|International Classification||B41M5/42, B41M5/44, B41M5/52, B41M5/50, B41M5/382, B41M5/40|
|Cooperative Classification||Y10T428/259, Y10T428/254, Y10S428/913, Y10S428/914, B41M5/426, B41M5/44, B41M5/42|
|Feb 19, 1992||AS||Assignment|
Owner name: EASTMAN KODAK COMPANY, NEW YORK
Free format text: ASSIGNMENT OF ASSIGNORS INTEREST.;ASSIGNOR:MARTIN, THOMAS W.;REEL/FRAME:006026/0070
Effective date: 19920217
|Aug 21, 1996||FPAY||Fee payment|
Year of fee payment: 4
|Aug 30, 2000||FPAY||Fee payment|
Year of fee payment: 8
|Oct 14, 2004||REMI||Maintenance fee reminder mailed|
|Mar 30, 2005||LAPS||Lapse for failure to pay maintenance fees|

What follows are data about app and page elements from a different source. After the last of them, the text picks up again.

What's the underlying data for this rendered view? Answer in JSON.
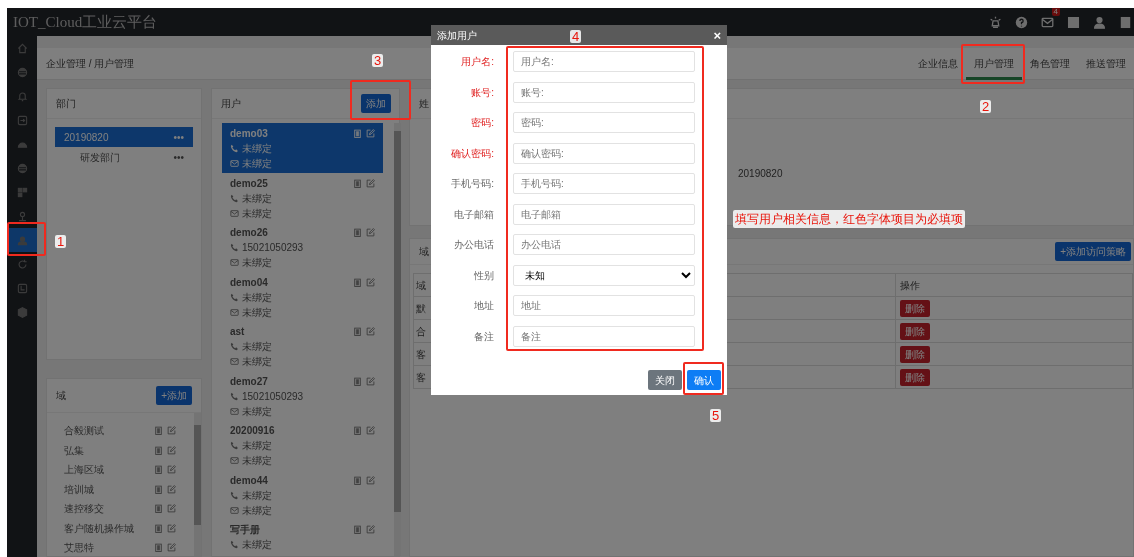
{
  "app": {
    "title": "IOT_Cloud工业云平台",
    "mail_badge": "4"
  },
  "sidebar": {
    "items": [
      {
        "selected": false
      },
      {
        "selected": false
      },
      {
        "selected": false
      },
      {
        "selected": false
      },
      {
        "selected": false
      },
      {
        "selected": false
      },
      {
        "selected": false
      },
      {
        "selected": false
      },
      {
        "selected": true
      },
      {
        "selected": false
      },
      {
        "selected": false
      },
      {
        "selected": false
      }
    ]
  },
  "breadcrumb": "企业管理 / 用户管理",
  "tabs": [
    {
      "label": "企业信息",
      "selected": false
    },
    {
      "label": "用户管理",
      "selected": true
    },
    {
      "label": "角色管理",
      "selected": false
    },
    {
      "label": "推送管理",
      "selected": false
    }
  ],
  "departments": {
    "title": "部门",
    "items": [
      {
        "label": "20190820",
        "menu": "•••",
        "selected": true,
        "children": [
          {
            "label": "研发部门",
            "menu": "•••",
            "selected": false
          }
        ]
      }
    ]
  },
  "domains": {
    "title": "域",
    "add_button": "+添加",
    "items": [
      "合毅测试",
      "弘集",
      "上海区域",
      "培训城",
      "速控移交",
      "客户随机操作城",
      "艾思特"
    ]
  },
  "users": {
    "title": "用户",
    "add_button": "添加",
    "items": [
      {
        "name": "demo03",
        "phone": "未绑定",
        "email": "未绑定",
        "selected": true
      },
      {
        "name": "demo25",
        "phone": "未绑定",
        "email": "未绑定",
        "selected": false
      },
      {
        "name": "demo26",
        "phone": "15021050293",
        "email": "未绑定",
        "selected": false
      },
      {
        "name": "demo04",
        "phone": "未绑定",
        "email": "未绑定",
        "selected": false
      },
      {
        "name": "ast",
        "phone": "未绑定",
        "email": "未绑定",
        "selected": false
      },
      {
        "name": "demo27",
        "phone": "15021050293",
        "email": "未绑定",
        "selected": false
      },
      {
        "name": "20200916",
        "phone": "未绑定",
        "email": "未绑定",
        "selected": false
      },
      {
        "name": "demo44",
        "phone": "未绑定",
        "email": "未绑定",
        "selected": false
      },
      {
        "name": "写手册",
        "phone": "未绑定",
        "selected": false
      }
    ]
  },
  "detail": {
    "header": "姓",
    "value": "20190820"
  },
  "policies": {
    "header": "域",
    "add_button": "+添加访问策略",
    "columns": [
      "域",
      "操作"
    ],
    "rows": [
      {
        "column_1": "默",
        "action": "删除"
      },
      {
        "column_1": "合",
        "action": "删除"
      },
      {
        "column_1": "客",
        "action": "删除"
      },
      {
        "column_1": "客",
        "action": "删除"
      }
    ]
  },
  "modal": {
    "title": "添加用户",
    "close": "×",
    "fields": [
      {
        "kind": "text",
        "label": "用户名:",
        "placeholder": "用户名:",
        "required": true
      },
      {
        "kind": "text",
        "label": "账号:",
        "placeholder": "账号:",
        "required": true
      },
      {
        "kind": "text",
        "label": "密码:",
        "placeholder": "密码:",
        "required": true
      },
      {
        "kind": "text",
        "label": "确认密码:",
        "placeholder": "确认密码:",
        "required": true
      },
      {
        "kind": "text",
        "label": "手机号码:",
        "placeholder": "手机号码:",
        "required": false
      },
      {
        "kind": "text",
        "label": "电子邮箱",
        "placeholder": "电子邮箱",
        "required": false
      },
      {
        "kind": "text",
        "label": "办公电话",
        "placeholder": "办公电话",
        "required": false
      },
      {
        "kind": "select",
        "label": "性别",
        "value": "未知",
        "required": false
      },
      {
        "kind": "text",
        "label": "地址",
        "placeholder": "地址",
        "required": false
      },
      {
        "kind": "text",
        "label": "备注",
        "placeholder": "备注",
        "required": false
      }
    ],
    "buttons": [
      {
        "label": "关闭",
        "kind": "secondary"
      },
      {
        "label": "确认",
        "kind": "primary"
      }
    ]
  },
  "annotations": {
    "note": "填写用户相关信息，红色字体项目为必填项",
    "markers": [
      "1",
      "2",
      "3",
      "4",
      "5"
    ]
  }
}
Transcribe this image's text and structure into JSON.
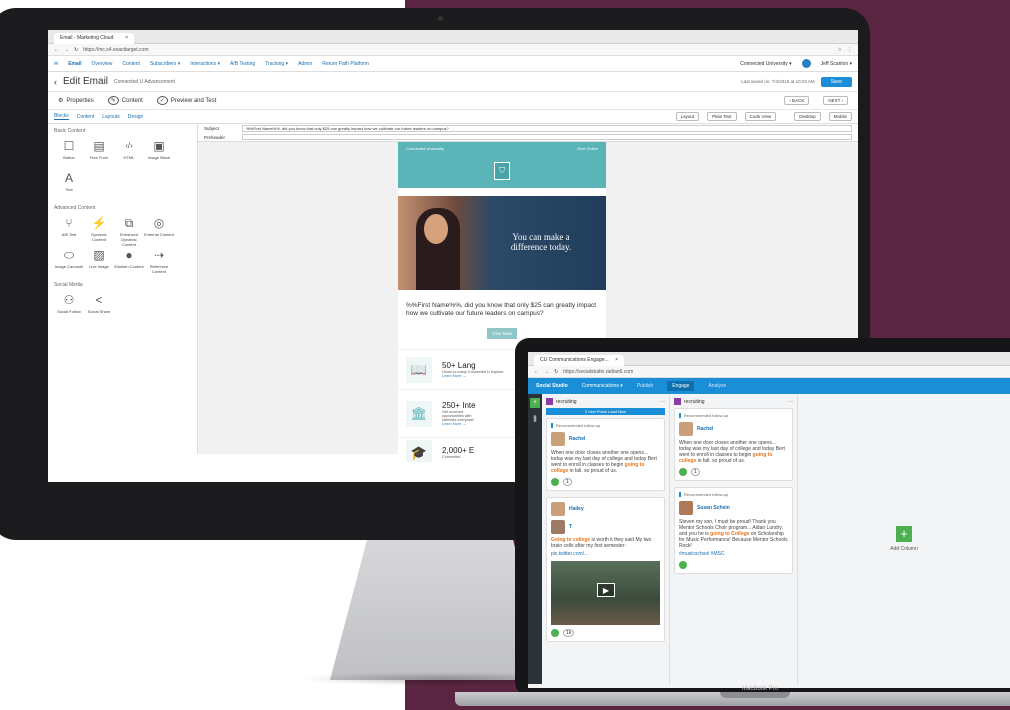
{
  "imac": {
    "browser_tab": "Email - Marketing Cloud",
    "url": "https://mc.s4.exacttarget.com",
    "nav": {
      "app": "Email",
      "items": [
        "Overview",
        "Content",
        "Subscribers ▾",
        "Interactions ▾",
        "A/B Testing",
        "Tracking ▾",
        "Admin",
        "Return Path Platform"
      ],
      "account": "Connected University ▾",
      "user": "Jeff Scanlon ▾"
    },
    "edit": {
      "title": "Edit Email",
      "subtitle": "Connected U Advancement",
      "saved": "Last saved on: 7/4/2016 at 10:23 AM",
      "save_btn": "Save",
      "steps": [
        "Properties",
        "Content",
        "Preview and Test"
      ],
      "back": "‹ BACK",
      "next": "NEXT ›"
    },
    "left_tabs": [
      "Blocks",
      "Content",
      "Layouts",
      "Design"
    ],
    "sections": {
      "basic": "Basic Content",
      "advanced": "Advanced Content",
      "social": "Social Media"
    },
    "basic_blocks": [
      {
        "label": "Button",
        "icon": "button-icon",
        "glyph": "☐"
      },
      {
        "label": "Free Form",
        "icon": "free-form-icon",
        "glyph": "▤"
      },
      {
        "label": "HTML",
        "icon": "html-icon",
        "glyph": "‹/›"
      },
      {
        "label": "Image Block",
        "icon": "image-icon",
        "glyph": "▣"
      },
      {
        "label": "Text",
        "icon": "text-icon",
        "glyph": "A"
      }
    ],
    "advanced_blocks": [
      {
        "label": "A/B Test",
        "icon": "ab-test-icon",
        "glyph": "⑂"
      },
      {
        "label": "Dynamic Content",
        "icon": "dynamic-content-icon",
        "glyph": "⚡"
      },
      {
        "label": "Enhanced Dynamic Content",
        "icon": "enhanced-dynamic-icon",
        "glyph": "⧉"
      },
      {
        "label": "External Content",
        "icon": "external-content-icon",
        "glyph": "◎"
      },
      {
        "label": "Image Carousel",
        "icon": "carousel-icon",
        "glyph": "⬭"
      },
      {
        "label": "Live Image",
        "icon": "live-image-icon",
        "glyph": "▨"
      },
      {
        "label": "Einstein Content",
        "icon": "einstein-icon",
        "glyph": "●"
      },
      {
        "label": "Reference Content",
        "icon": "reference-icon",
        "glyph": "⇢"
      }
    ],
    "social_blocks": [
      {
        "label": "Social Follow",
        "icon": "social-follow-icon",
        "glyph": "⚇"
      },
      {
        "label": "Social Share",
        "icon": "share-icon",
        "glyph": "<"
      }
    ],
    "subject_label": "Subject",
    "subject": "%%First Name%%, did you know that only $25 can greatly impact how we cultivate our future leaders on campus?",
    "preheader_label": "Preheader",
    "toolbar_btns": [
      "Layout",
      "Plain Text",
      "Code View",
      "Desktop",
      "Mobile"
    ],
    "email": {
      "header_left": "Connected University",
      "header_right": "Give Online",
      "hero_text": "You can make a difference today.",
      "body_text": "%%First Name%%, did you know that only $25 can greatly impact how we cultivate our future leaders on campus?",
      "cta": "Give Now",
      "items": [
        {
          "title": "50+ Lang",
          "text": "Home to many Connected U explore.",
          "link": "Learn More →"
        },
        {
          "title": "250+ Inte",
          "text": "Get involved opportunities with interests everyone!",
          "link": "Learn More →"
        },
        {
          "title": "2,000+ E",
          "text": "Connected",
          "link": ""
        }
      ]
    }
  },
  "laptop": {
    "browser_tab": "CU Communications Engage...",
    "url": "https://socialstudio.radian6.com",
    "nav": {
      "app": "Social Studio",
      "items": [
        "Communications ▾",
        "Publish",
        "Engage",
        "Analyze"
      ]
    },
    "columns": [
      {
        "title": "recruiting",
        "new_posts": "2 new Posts  Load Now",
        "cards": [
          {
            "badge": "Recommended follow-up",
            "author": "Rachel",
            "text_before": "When one door closes another one opens... today was my last day of college and today Bert went to enroll in classes to begin ",
            "highlight": "going to college",
            "text_after": " in fall. so proud of us.",
            "count": "1"
          },
          {
            "badge": "",
            "author": "Hailey",
            "author2": "T",
            "text_before": "",
            "highlight": "Going to college",
            "text_after": " is worth it they said My two brain cells after my first semester:",
            "link": "pic.twitter.com/...",
            "count": "1k"
          }
        ]
      },
      {
        "title": "recruiting",
        "new_posts": "",
        "cards": [
          {
            "badge": "Recommended follow-up",
            "author": "Rachel",
            "text_before": "When one door closes another one opens... today was my last day of college and today Bert went to enroll in classes to begin ",
            "highlight": "going to college",
            "text_after": " in fall. so proud of us.",
            "count": "1"
          },
          {
            "badge": "Recommended follow-up",
            "author": "Susan Schein",
            "text_before": "Steven my son, I must be proud! Thank you Mentor Schools Choir program... Aidan Lundry, and you he is ",
            "highlight": "going to College",
            "text_after": " on Scholarship for Music Performance! Because Mentor Schools Rock!",
            "link": "#musicschool #MSC",
            "count": ""
          }
        ]
      }
    ],
    "add_column": "Add Column"
  },
  "laptop_brand": "MacBook Pro",
  "colors": {
    "maroon": "#5a2540",
    "teal": "#5bb4b8",
    "salesforce_blue": "#1a8fd8",
    "orange_highlight": "#e8741b"
  }
}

|May 24, 2005||FP||Expired due to failure to pay maintenance fee|
Effective date: 20050330